_PROBLEM STATEMENT_:
All lines in the entries below that hold "JSON" make up the answer.

--- SUPPLIED MATERIAL Enclosed Below ---

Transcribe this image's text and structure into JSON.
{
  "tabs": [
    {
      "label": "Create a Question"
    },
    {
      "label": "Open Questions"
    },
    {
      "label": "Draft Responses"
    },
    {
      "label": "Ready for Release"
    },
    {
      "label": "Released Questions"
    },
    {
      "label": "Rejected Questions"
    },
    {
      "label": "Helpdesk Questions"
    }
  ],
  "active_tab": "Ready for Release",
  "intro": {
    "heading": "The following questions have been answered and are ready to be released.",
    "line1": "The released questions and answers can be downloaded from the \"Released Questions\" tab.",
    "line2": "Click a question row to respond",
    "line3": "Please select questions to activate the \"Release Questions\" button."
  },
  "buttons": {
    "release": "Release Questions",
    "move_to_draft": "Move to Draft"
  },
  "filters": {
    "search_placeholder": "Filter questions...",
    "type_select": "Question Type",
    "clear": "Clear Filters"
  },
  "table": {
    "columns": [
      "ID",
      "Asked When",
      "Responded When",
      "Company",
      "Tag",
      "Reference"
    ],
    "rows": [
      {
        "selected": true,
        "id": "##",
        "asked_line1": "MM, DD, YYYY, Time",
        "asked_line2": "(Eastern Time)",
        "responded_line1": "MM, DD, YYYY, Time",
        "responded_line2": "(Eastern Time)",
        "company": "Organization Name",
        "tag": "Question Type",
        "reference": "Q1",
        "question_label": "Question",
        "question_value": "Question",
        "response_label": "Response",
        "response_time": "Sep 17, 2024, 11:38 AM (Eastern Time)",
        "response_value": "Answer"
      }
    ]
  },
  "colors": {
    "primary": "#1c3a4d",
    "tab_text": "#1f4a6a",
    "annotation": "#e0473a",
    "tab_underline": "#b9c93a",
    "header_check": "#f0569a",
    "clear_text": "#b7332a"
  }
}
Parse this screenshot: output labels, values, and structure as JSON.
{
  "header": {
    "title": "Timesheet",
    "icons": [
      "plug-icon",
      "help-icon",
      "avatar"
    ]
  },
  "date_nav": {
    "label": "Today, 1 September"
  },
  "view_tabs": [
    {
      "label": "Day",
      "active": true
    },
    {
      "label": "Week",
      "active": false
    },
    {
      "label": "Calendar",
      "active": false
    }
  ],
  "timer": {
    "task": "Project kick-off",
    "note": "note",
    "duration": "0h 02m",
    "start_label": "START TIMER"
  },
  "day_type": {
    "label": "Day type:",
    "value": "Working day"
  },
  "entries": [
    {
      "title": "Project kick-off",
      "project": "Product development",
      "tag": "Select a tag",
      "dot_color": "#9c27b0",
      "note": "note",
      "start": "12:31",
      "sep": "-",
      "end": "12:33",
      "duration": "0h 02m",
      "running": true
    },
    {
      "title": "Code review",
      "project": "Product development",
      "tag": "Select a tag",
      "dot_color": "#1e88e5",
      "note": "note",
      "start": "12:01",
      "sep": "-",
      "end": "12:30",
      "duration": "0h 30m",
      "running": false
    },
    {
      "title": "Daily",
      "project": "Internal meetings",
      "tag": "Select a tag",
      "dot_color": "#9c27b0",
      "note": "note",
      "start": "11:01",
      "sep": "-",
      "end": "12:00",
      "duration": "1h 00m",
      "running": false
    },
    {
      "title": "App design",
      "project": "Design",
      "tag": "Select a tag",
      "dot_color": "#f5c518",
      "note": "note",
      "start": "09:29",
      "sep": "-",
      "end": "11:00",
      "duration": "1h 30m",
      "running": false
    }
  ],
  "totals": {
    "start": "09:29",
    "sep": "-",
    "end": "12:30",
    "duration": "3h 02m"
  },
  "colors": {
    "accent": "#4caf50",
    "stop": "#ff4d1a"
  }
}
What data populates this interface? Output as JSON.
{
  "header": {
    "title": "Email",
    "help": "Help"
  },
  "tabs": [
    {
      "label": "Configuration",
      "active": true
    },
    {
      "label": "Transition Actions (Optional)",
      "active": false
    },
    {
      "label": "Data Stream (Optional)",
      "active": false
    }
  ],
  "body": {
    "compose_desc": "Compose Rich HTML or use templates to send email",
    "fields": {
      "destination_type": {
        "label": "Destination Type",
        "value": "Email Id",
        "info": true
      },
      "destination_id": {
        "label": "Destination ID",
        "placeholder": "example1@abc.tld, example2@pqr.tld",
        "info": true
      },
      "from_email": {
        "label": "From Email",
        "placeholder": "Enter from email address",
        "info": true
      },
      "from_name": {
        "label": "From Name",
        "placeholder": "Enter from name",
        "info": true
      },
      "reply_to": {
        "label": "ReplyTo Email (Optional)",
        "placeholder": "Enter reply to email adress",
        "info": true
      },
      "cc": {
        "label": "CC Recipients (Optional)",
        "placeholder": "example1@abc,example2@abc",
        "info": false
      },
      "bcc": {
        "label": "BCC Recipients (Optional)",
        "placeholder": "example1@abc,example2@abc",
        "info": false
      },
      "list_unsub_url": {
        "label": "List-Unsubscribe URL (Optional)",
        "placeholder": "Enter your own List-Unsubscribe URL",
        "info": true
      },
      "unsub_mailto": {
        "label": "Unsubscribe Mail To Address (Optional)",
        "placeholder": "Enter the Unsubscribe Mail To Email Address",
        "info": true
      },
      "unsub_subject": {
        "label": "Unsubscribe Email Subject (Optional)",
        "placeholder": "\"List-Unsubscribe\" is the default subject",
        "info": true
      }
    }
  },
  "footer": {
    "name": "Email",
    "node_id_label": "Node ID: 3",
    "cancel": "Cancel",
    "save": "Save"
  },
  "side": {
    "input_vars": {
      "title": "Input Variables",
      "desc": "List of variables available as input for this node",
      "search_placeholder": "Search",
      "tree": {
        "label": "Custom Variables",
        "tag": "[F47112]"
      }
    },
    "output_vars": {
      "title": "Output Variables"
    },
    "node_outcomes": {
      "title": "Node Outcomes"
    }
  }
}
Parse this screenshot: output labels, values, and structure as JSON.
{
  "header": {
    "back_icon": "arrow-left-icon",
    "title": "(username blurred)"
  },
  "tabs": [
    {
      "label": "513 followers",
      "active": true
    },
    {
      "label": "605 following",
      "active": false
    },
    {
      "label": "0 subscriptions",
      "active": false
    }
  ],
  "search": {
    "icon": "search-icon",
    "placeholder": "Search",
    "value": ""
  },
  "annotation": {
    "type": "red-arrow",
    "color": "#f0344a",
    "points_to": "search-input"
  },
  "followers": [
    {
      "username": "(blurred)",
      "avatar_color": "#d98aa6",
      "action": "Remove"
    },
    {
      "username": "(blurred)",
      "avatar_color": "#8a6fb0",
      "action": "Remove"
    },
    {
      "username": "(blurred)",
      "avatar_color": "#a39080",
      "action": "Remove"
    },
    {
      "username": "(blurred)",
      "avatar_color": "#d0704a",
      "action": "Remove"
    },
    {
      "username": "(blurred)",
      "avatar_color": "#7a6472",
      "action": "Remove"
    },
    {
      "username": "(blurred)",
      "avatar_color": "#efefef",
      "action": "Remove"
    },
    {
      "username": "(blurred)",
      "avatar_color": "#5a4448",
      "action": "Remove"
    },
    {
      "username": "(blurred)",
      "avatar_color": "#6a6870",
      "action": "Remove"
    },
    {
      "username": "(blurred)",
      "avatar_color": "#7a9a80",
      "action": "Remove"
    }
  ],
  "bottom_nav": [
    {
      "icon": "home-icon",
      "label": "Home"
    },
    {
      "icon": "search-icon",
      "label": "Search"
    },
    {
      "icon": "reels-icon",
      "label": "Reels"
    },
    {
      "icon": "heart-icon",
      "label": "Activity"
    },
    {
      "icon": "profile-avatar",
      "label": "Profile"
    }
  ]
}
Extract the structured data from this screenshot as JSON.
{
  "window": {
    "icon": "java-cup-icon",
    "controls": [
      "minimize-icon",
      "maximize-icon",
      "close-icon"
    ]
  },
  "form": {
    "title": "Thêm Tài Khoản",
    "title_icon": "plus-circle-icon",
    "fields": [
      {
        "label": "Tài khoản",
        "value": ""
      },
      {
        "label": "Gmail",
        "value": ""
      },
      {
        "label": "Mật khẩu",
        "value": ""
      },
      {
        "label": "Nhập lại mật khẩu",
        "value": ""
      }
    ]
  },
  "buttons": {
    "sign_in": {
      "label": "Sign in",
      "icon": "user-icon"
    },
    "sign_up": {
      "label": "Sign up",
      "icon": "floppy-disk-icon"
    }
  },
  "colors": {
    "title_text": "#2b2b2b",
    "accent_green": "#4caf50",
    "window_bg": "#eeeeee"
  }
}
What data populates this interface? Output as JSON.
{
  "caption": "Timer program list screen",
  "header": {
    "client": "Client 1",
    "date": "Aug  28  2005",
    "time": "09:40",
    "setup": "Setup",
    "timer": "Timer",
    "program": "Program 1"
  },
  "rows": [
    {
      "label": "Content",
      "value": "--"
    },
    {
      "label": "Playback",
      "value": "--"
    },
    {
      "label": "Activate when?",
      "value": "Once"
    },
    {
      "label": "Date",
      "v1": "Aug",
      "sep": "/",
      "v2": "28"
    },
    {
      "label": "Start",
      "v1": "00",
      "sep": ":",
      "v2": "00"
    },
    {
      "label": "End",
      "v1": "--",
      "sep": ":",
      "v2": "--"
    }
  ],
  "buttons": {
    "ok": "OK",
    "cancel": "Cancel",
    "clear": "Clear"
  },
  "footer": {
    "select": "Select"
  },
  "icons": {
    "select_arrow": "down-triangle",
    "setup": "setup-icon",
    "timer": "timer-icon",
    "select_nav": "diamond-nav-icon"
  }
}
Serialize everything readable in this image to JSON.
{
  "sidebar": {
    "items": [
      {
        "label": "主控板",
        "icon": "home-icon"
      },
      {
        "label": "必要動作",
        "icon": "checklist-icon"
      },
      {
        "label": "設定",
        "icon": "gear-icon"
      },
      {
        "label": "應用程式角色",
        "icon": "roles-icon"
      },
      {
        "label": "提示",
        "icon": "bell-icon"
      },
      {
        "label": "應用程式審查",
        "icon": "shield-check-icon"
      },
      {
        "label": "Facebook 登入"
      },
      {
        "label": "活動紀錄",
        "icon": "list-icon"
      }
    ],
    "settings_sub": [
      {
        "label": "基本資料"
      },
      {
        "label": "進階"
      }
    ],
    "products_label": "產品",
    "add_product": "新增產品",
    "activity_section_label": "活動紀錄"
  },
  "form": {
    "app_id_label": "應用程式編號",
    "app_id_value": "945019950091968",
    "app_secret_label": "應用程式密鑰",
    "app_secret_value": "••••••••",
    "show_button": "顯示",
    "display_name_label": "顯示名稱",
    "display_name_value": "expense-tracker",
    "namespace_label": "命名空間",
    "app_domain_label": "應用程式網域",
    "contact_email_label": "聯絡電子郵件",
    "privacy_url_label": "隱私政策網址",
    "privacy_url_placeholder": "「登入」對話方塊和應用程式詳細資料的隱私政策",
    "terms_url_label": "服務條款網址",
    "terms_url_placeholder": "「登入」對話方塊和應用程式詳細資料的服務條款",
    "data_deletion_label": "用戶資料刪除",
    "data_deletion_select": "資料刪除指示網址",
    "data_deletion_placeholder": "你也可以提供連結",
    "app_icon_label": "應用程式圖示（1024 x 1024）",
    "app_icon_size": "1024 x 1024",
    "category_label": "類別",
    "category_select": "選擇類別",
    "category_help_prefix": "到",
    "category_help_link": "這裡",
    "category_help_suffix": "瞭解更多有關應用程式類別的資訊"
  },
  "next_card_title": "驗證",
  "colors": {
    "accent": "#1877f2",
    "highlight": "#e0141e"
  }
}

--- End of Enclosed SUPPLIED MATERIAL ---

_YOUR SOLUTION_:
Transcribe this image's text and structure into JSON.
Parse this screenshot: output labels, values, and structure as JSON.
What data populates this interface? Output as JSON.
Parse this screenshot: output labels, values, and structure as JSON.
Extract the structured data from this screenshot as JSON.
What data populates this interface? Output as JSON.
Serialize everything readable in this image to JSON.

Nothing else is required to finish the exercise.